Seniors: Keller Chryst
Sophomores: Jarrett Guarantano, Will McBride
Freshmen: J.T. Shrout
Our fall camp position preview series continues. Our previous installment looked at Tennessee’s running backs. Now we take a look at the Vols’ quarterbacks prior to the 2018 season.
It’s time to take a look at the most talked about unit on Tennessee’s entire roster: Their quarterbacks.
For the second straight year heading into fall camp, the Vols have a quarterback battle on their hands. And for the second straight year, Jarrett Guarantano is part of that battle. But his competition is a little more intense this year than it was last fall.
Stanford grad transfer Keller Chryst will be Guarantano’s main competition for the starting job this fall. Chryst brings with him an 11-2 record as a starting quarterback in 2016 and 2017 at Stanford, and he had an impressive 3.17 touchdown to interception ratio while quarterbacking The Cardinal offense.
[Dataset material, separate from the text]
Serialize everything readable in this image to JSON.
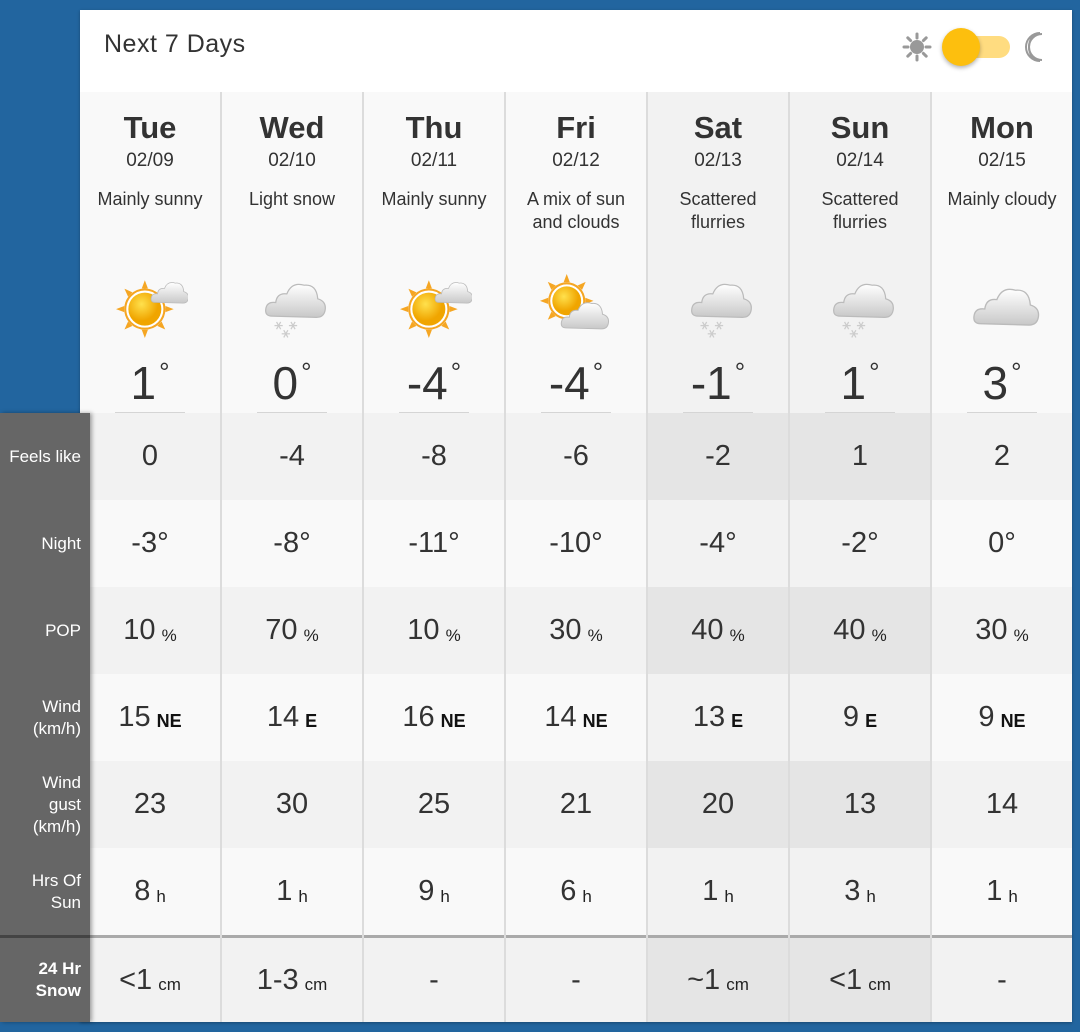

Not only that, but Chryst is fairly mobile, running for 164 yards and three touchdowns on 66 carries.
Chryst has experience, a strong arm, and is mobile enough to extend plays and escape trouble. But for all those good qualities, he has plenty of drawbacks as well.
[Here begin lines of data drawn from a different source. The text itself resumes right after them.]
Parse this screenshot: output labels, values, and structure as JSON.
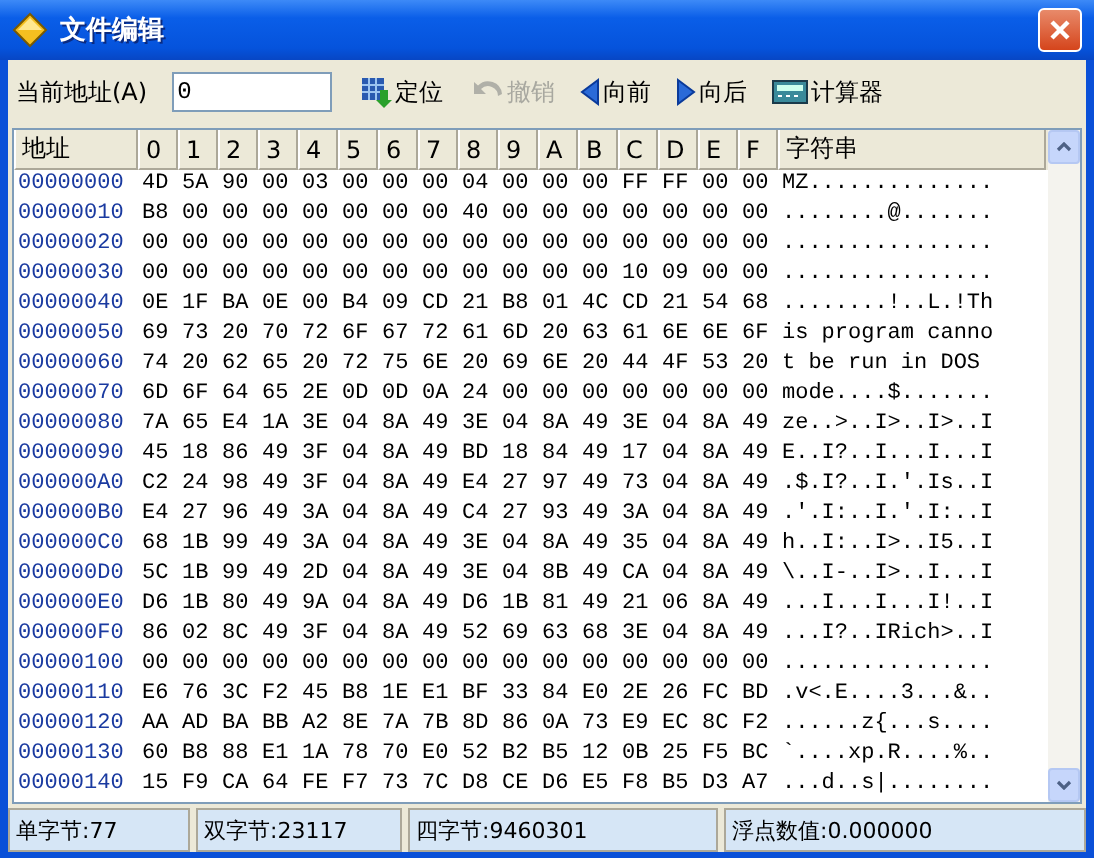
{
  "window": {
    "title": "文件编辑"
  },
  "toolbar": {
    "address_label": "当前地址(A)",
    "address_value": "0",
    "buttons": [
      {
        "kind": "locate",
        "label": "定位",
        "disabled": false
      },
      {
        "kind": "undo",
        "label": "撤销",
        "disabled": true
      },
      {
        "kind": "back",
        "label": "向前",
        "disabled": false
      },
      {
        "kind": "forward",
        "label": "向后",
        "disabled": false
      },
      {
        "kind": "calculator",
        "label": "计算器",
        "disabled": false
      }
    ]
  },
  "table": {
    "columns": [
      "地址",
      "0",
      "1",
      "2",
      "3",
      "4",
      "5",
      "6",
      "7",
      "8",
      "9",
      "A",
      "B",
      "C",
      "D",
      "E",
      "F",
      "字符串"
    ],
    "rows": [
      {
        "address": "00000000",
        "bytes": [
          "4D",
          "5A",
          "90",
          "00",
          "03",
          "00",
          "00",
          "00",
          "04",
          "00",
          "00",
          "00",
          "FF",
          "FF",
          "00",
          "00"
        ],
        "text": "MZ.............."
      },
      {
        "address": "00000010",
        "bytes": [
          "B8",
          "00",
          "00",
          "00",
          "00",
          "00",
          "00",
          "00",
          "40",
          "00",
          "00",
          "00",
          "00",
          "00",
          "00",
          "00"
        ],
        "text": "........@......."
      },
      {
        "address": "00000020",
        "bytes": [
          "00",
          "00",
          "00",
          "00",
          "00",
          "00",
          "00",
          "00",
          "00",
          "00",
          "00",
          "00",
          "00",
          "00",
          "00",
          "00"
        ],
        "text": "................"
      },
      {
        "address": "00000030",
        "bytes": [
          "00",
          "00",
          "00",
          "00",
          "00",
          "00",
          "00",
          "00",
          "00",
          "00",
          "00",
          "00",
          "10",
          "09",
          "00",
          "00"
        ],
        "text": "................"
      },
      {
        "address": "00000040",
        "bytes": [
          "0E",
          "1F",
          "BA",
          "0E",
          "00",
          "B4",
          "09",
          "CD",
          "21",
          "B8",
          "01",
          "4C",
          "CD",
          "21",
          "54",
          "68"
        ],
        "text": "........!..L.!Th"
      },
      {
        "address": "00000050",
        "bytes": [
          "69",
          "73",
          "20",
          "70",
          "72",
          "6F",
          "67",
          "72",
          "61",
          "6D",
          "20",
          "63",
          "61",
          "6E",
          "6E",
          "6F"
        ],
        "text": "is program canno"
      },
      {
        "address": "00000060",
        "bytes": [
          "74",
          "20",
          "62",
          "65",
          "20",
          "72",
          "75",
          "6E",
          "20",
          "69",
          "6E",
          "20",
          "44",
          "4F",
          "53",
          "20"
        ],
        "text": "t be run in DOS "
      },
      {
        "address": "00000070",
        "bytes": [
          "6D",
          "6F",
          "64",
          "65",
          "2E",
          "0D",
          "0D",
          "0A",
          "24",
          "00",
          "00",
          "00",
          "00",
          "00",
          "00",
          "00"
        ],
        "text": "mode....$......."
      },
      {
        "address": "00000080",
        "bytes": [
          "7A",
          "65",
          "E4",
          "1A",
          "3E",
          "04",
          "8A",
          "49",
          "3E",
          "04",
          "8A",
          "49",
          "3E",
          "04",
          "8A",
          "49"
        ],
        "text": "ze..>..I>..I>..I"
      },
      {
        "address": "00000090",
        "bytes": [
          "45",
          "18",
          "86",
          "49",
          "3F",
          "04",
          "8A",
          "49",
          "BD",
          "18",
          "84",
          "49",
          "17",
          "04",
          "8A",
          "49"
        ],
        "text": "E..I?..I...I...I"
      },
      {
        "address": "000000A0",
        "bytes": [
          "C2",
          "24",
          "98",
          "49",
          "3F",
          "04",
          "8A",
          "49",
          "E4",
          "27",
          "97",
          "49",
          "73",
          "04",
          "8A",
          "49"
        ],
        "text": ".$.I?..I.'.Is..I"
      },
      {
        "address": "000000B0",
        "bytes": [
          "E4",
          "27",
          "96",
          "49",
          "3A",
          "04",
          "8A",
          "49",
          "C4",
          "27",
          "93",
          "49",
          "3A",
          "04",
          "8A",
          "49"
        ],
        "text": ".'.I:..I.'.I:..I"
      },
      {
        "address": "000000C0",
        "bytes": [
          "68",
          "1B",
          "99",
          "49",
          "3A",
          "04",
          "8A",
          "49",
          "3E",
          "04",
          "8A",
          "49",
          "35",
          "04",
          "8A",
          "49"
        ],
        "text": "h..I:..I>..I5..I"
      },
      {
        "address": "000000D0",
        "bytes": [
          "5C",
          "1B",
          "99",
          "49",
          "2D",
          "04",
          "8A",
          "49",
          "3E",
          "04",
          "8B",
          "49",
          "CA",
          "04",
          "8A",
          "49"
        ],
        "text": "\\..I-..I>..I...I"
      },
      {
        "address": "000000E0",
        "bytes": [
          "D6",
          "1B",
          "80",
          "49",
          "9A",
          "04",
          "8A",
          "49",
          "D6",
          "1B",
          "81",
          "49",
          "21",
          "06",
          "8A",
          "49"
        ],
        "text": "...I...I...I!..I"
      },
      {
        "address": "000000F0",
        "bytes": [
          "86",
          "02",
          "8C",
          "49",
          "3F",
          "04",
          "8A",
          "49",
          "52",
          "69",
          "63",
          "68",
          "3E",
          "04",
          "8A",
          "49"
        ],
        "text": "...I?..IRich>..I"
      },
      {
        "address": "00000100",
        "bytes": [
          "00",
          "00",
          "00",
          "00",
          "00",
          "00",
          "00",
          "00",
          "00",
          "00",
          "00",
          "00",
          "00",
          "00",
          "00",
          "00"
        ],
        "text": "................"
      },
      {
        "address": "00000110",
        "bytes": [
          "E6",
          "76",
          "3C",
          "F2",
          "45",
          "B8",
          "1E",
          "E1",
          "BF",
          "33",
          "84",
          "E0",
          "2E",
          "26",
          "FC",
          "BD"
        ],
        "text": ".v<.E....3...&.."
      },
      {
        "address": "00000120",
        "bytes": [
          "AA",
          "AD",
          "BA",
          "BB",
          "A2",
          "8E",
          "7A",
          "7B",
          "8D",
          "86",
          "0A",
          "73",
          "E9",
          "EC",
          "8C",
          "F2"
        ],
        "text": "......z{...s...."
      },
      {
        "address": "00000130",
        "bytes": [
          "60",
          "B8",
          "88",
          "E1",
          "1A",
          "78",
          "70",
          "E0",
          "52",
          "B2",
          "B5",
          "12",
          "0B",
          "25",
          "F5",
          "BC"
        ],
        "text": "`....xp.R....%.."
      },
      {
        "address": "00000140",
        "bytes": [
          "15",
          "F9",
          "CA",
          "64",
          "FE",
          "F7",
          "73",
          "7C",
          "D8",
          "CE",
          "D6",
          "E5",
          "F8",
          "B5",
          "D3",
          "A7"
        ],
        "text": "...d..s|........"
      }
    ]
  },
  "status_bar": [
    "单字节:77",
    "双字节:23117",
    "四字节:9460301",
    "浮点数值:0.000000"
  ]
}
During his time at Stanford, Chryst was inconsistent and failed to make some routine throws. He could make some impressive throws, but he struggled with consistency, hence his 55.4 completion percentage. And only three of his 11 wins as Stanford’s starting quarterback came against teams that finished the season with a winning record.
All in all, there’s more to like than not with Chryst, but how high is his ceiling? He can make some big plays, but he can also miss on some easy passes.
Vol fans saw firsthand how erratic Guarantano was in his first action with the Vols last year. He held the ball too long, made some poor decisions throwing down the field, and didn’t look very mobile despite being the top-rated dual-threat quarterback in the 2016 recruiting class according to the 247Sports Composite rankings. He ultimately finished 1-5 as Tennessee’s starting quarterback and finished with negative rushing yards on the year.
But it certainly wasn’t all bad for Guarantano during his redshirt freshman season.
Guarantano didn’t have it easy when he took over the Vols’ offense. Tennessee’s offensive line was beat up and down several players when he was given the starting job, and he was sacked well over two dozen times and knocked down plenty more times by opposing defenses. He was rattled, harassed, and took a beating.
Yet throughout all that, he kept improving. And he ended up completing 61.9 percent of his 139 pass attempts, tossing four touchdowns and just two interceptions.
Guarantano was in risk-mitigation mode for a lot of 2017, but he has a strong arm and made some good decisions when he didn’t hold the ball too long. He’s added a lot of good weight to his frame and now measures in at 6-foot-4, 209 pounds. He looked better in the spring, and he made quicker throws and looked much more poised.
But that was during the spring when he only had Will McBride as his main competition. How will he look when the pressure gets turned up in the fall?
Tennessee’s quarterback battle is essentially between Chryst and Guarantano, but there’s always the chance one of the Vols’ other two scholarship quarterbacks surprises and makes a real run for the starting job.
Will McBride had his redshirt burned as a true freshman late in the season last year after Guarantano was injured. He made one start against Missouri and looked fairly competent given the circumstances and the patchwork offensive line he had to work behind. But it’s clear that last year should’ve been a redshirt year for him.
This year could be the redshirt year McBride never got last season. As long as injuries don’t decimate the position like they did last year, McBride should never really see the field this season. He’s not an ideal fit for the offense and still needs to bulk up. He has some good arm talent, though, and he’s more mobile than you would expect. He’s quick on his feet and processes things well, but it’s clear Guarantano and Chryst are a little more talented than him.
True freshman J.T. Shrout has a lot of potential as long as he stays healthy. He has an incredibly strong arm and can make some impressive throws. But in all likelihood, this year will serve as a redshirt year for him as he continues to develop and fine tune his technique. He’s capable of making some big plays, but he also made a lot of mistakes in high school. He threw 27 touchdowns his senior year of high school, but he also tossed 25 interceptions.
Shrout has skill, but he shouldn’t be starting for the Vols in 2018 unless things have gone very badly at quarterback.
Tennessee doesn’t have a bonafide starting quarterback heading into fall camp for the second consecutive year. How will Guarantano adjust to UT’s new offense? How will he do with amped up competition? Can Chryst prove he has what it takes to be a competent, full-time starter? Will Chryst’s experience win out over Guarantano’s potential? Will one of the Vols’ other quarterbacks make a real push for the starting job?
These are all questions that will look to be answered during fall camp. And Tennessee’s quarterback battle will, once again, be the biggest storyline of the fall.